The story of the Temple-Theater of Monte San Nicola is the story of an ancient and beautiful treasure, which remained hidden for many years in the mountains surrounding the village of Pietravairano, in Upper Casertano, Italy. Lying at 410m high in the Sannio area, the temple-theater complex dates back to the late Ancient Roman Republican period, 2nd-1st Century BC. In February 2000, Nicolino Lombardi, head teacher, local history scholar, and ultralight helicopter enthusiast, circling in the skies of Pietravairano, discovered the ruins of what would soon prove to be a spectacular late-republican Roman temple-theater complex.
At a height of 410 meters, there is in fact an ancient sanctuary consisting of a temple-theater complex, placed on two terraces at different heights

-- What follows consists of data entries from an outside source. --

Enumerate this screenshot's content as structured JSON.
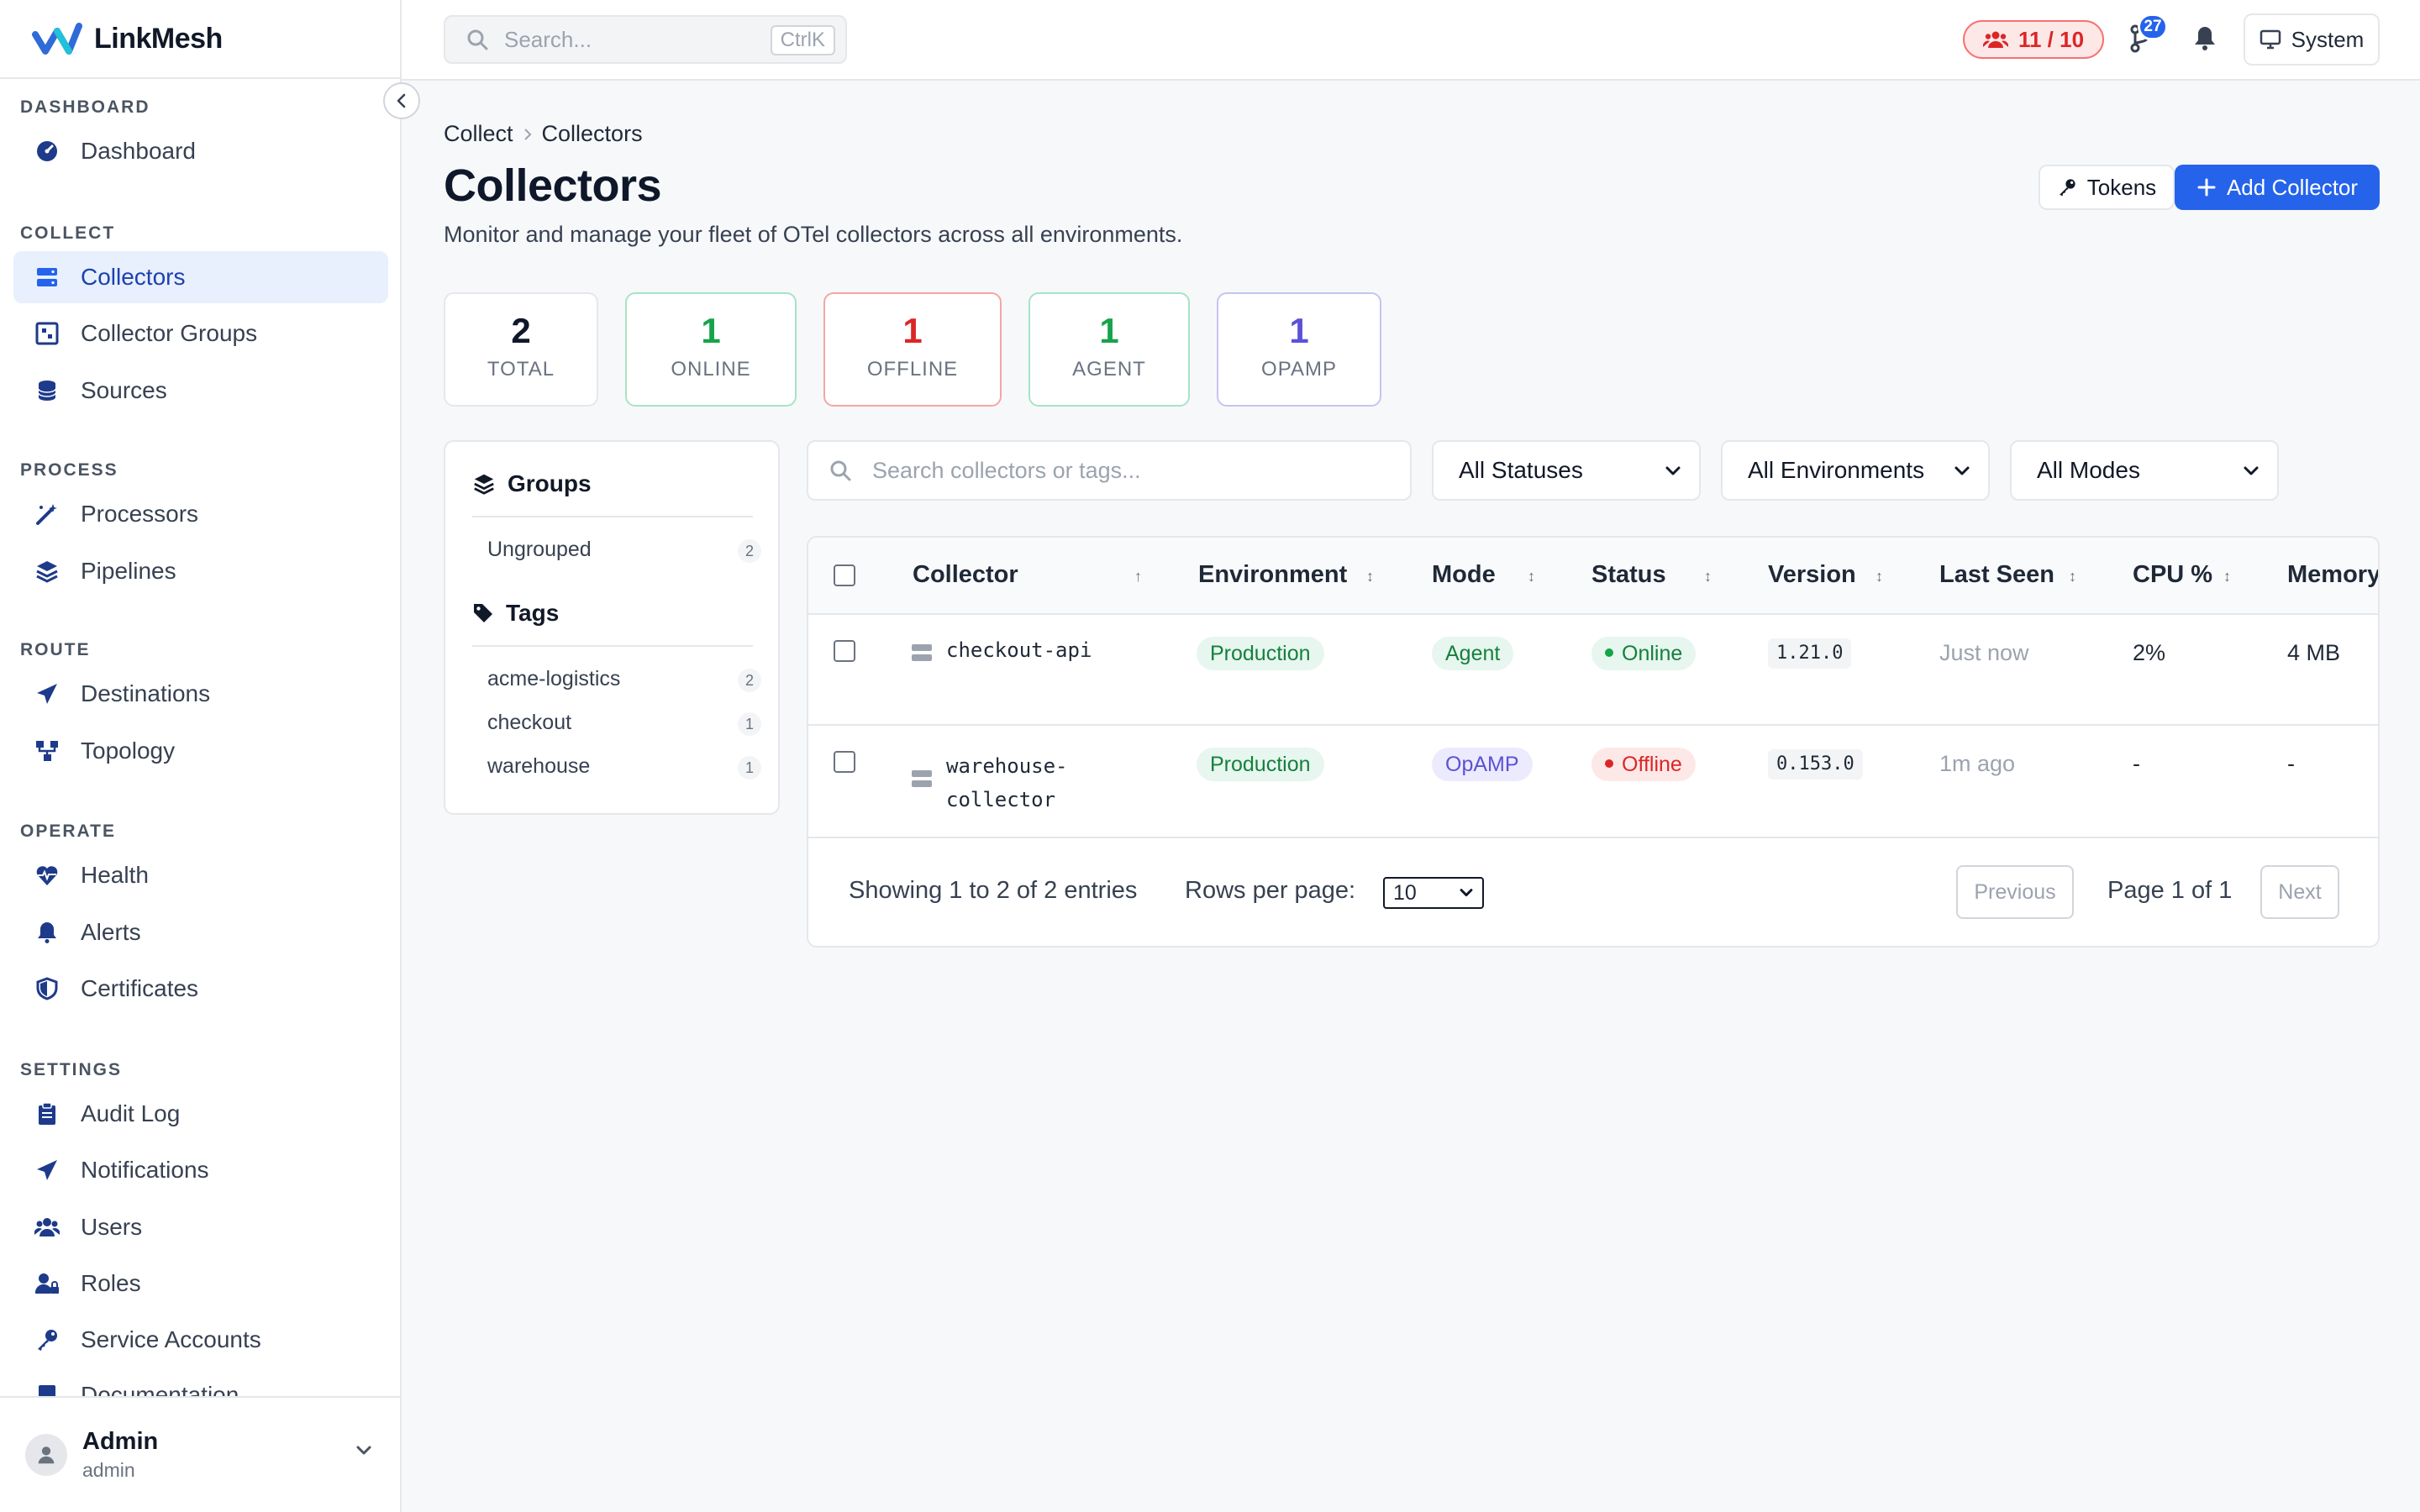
{
  "brand": {
    "name": "LinkMesh"
  },
  "sidebar": {
    "sections": [
      {
        "label": "DASHBOARD"
      },
      {
        "label": "COLLECT"
      },
      {
        "label": "PROCESS"
      },
      {
        "label": "ROUTE"
      },
      {
        "label": "OPERATE"
      },
      {
        "label": "SETTINGS"
      }
    ],
    "items": [
      {
        "label": "Dashboard",
        "icon": "gauge-icon"
      },
      {
        "label": "Collectors",
        "icon": "server-icon",
        "active": true
      },
      {
        "label": "Collector Groups",
        "icon": "group-icon"
      },
      {
        "label": "Sources",
        "icon": "database-icon"
      },
      {
        "label": "Processors",
        "icon": "wand-icon"
      },
      {
        "label": "Pipelines",
        "icon": "layers-icon"
      },
      {
        "label": "Destinations",
        "icon": "paper-plane-icon"
      },
      {
        "label": "Topology",
        "icon": "topology-icon"
      },
      {
        "label": "Health",
        "icon": "heartbeat-icon"
      },
      {
        "label": "Alerts",
        "icon": "bell-icon"
      },
      {
        "label": "Certificates",
        "icon": "shield-icon"
      },
      {
        "label": "Audit Log",
        "icon": "clipboard-icon"
      },
      {
        "label": "Notifications",
        "icon": "paper-plane-icon"
      },
      {
        "label": "Users",
        "icon": "users-icon"
      },
      {
        "label": "Roles",
        "icon": "user-lock-icon"
      },
      {
        "label": "Service Accounts",
        "icon": "key-icon"
      },
      {
        "label": "Documentation",
        "icon": "book-icon"
      }
    ],
    "user": {
      "name": "Admin",
      "sub": "admin"
    }
  },
  "topbar": {
    "search_placeholder": "Search...",
    "search_shortcut": "CtrlK",
    "license": "11 / 10",
    "badge_count": "27",
    "system_label": "System"
  },
  "breadcrumb": {
    "parent": "Collect",
    "current": "Collectors"
  },
  "page": {
    "title": "Collectors",
    "subtitle": "Monitor and manage your fleet of OTel collectors across all environments.",
    "tokens_label": "Tokens",
    "add_label": "Add Collector"
  },
  "stats": [
    {
      "value": "2",
      "label": "TOTAL",
      "color": "#0f172a",
      "border": "#e5e7eb"
    },
    {
      "value": "1",
      "label": "ONLINE",
      "color": "#16a34a",
      "border": "#a7e3c4"
    },
    {
      "value": "1",
      "label": "OFFLINE",
      "color": "#dc2626",
      "border": "#f5a5a5"
    },
    {
      "value": "1",
      "label": "AGENT",
      "color": "#16a34a",
      "border": "#a7e3c4"
    },
    {
      "value": "1",
      "label": "OPAMP",
      "color": "#5b52d6",
      "border": "#c7c3f2"
    }
  ],
  "groups_panel": {
    "groups_title": "Groups",
    "groups": [
      {
        "name": "Ungrouped",
        "count": "2"
      }
    ],
    "tags_title": "Tags",
    "tags": [
      {
        "name": "acme-logistics",
        "count": "2"
      },
      {
        "name": "checkout",
        "count": "1"
      },
      {
        "name": "warehouse",
        "count": "1"
      }
    ]
  },
  "filters": {
    "search_placeholder": "Search collectors or tags...",
    "status": "All Statuses",
    "environment": "All Environments",
    "mode": "All Modes"
  },
  "table": {
    "columns": [
      "Collector",
      "Environment",
      "Mode",
      "Status",
      "Version",
      "Last Seen",
      "CPU %",
      "Memory"
    ],
    "sort_glyphs": {
      "collector": "↑",
      "other": "↕"
    },
    "rows": [
      {
        "name_line1": "checkout-api",
        "name_line2": "",
        "environment": "Production",
        "mode": "Agent",
        "status": "Online",
        "version": "1.21.0",
        "last_seen": "Just now",
        "cpu": "2%",
        "memory": "4 MB"
      },
      {
        "name_line1": "warehouse-",
        "name_line2": "collector",
        "environment": "Production",
        "mode": "OpAMP",
        "status": "Offline",
        "version": "0.153.0",
        "last_seen": "1m ago",
        "cpu": "-",
        "memory": "-"
      }
    ]
  },
  "pagination": {
    "showing": "Showing 1 to 2 of 2 entries",
    "rows_per_page_label": "Rows per page:",
    "rows_per_page": "10",
    "previous": "Previous",
    "page_info": "Page 1 of 1",
    "next": "Next"
  }
}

It is not even certain if the builders were Roman or another indigenous Italic tribe such as the Samnites, ferocious enemies of Rome. (The site has drawn comparisons to the Samnite theater at Pietrabbondante.) The discovery of some tombs indicates that the temple-theater complex was no longer used beyond the 2nd century AD. If the dating is accurate (approx. 100 BC) then Rome had already polished off some serious enemies such as Carthage. The Samnites would be next and then mighty Rome would enter into serious Social War with remaining local enemies on the peninsula. Augustus Caesar was still way in the future, but this temple and theater complex must have been a great symbol early on, watching over major approaches leading north, as much as to say, “Those who pass by, look up. We are now in charge.”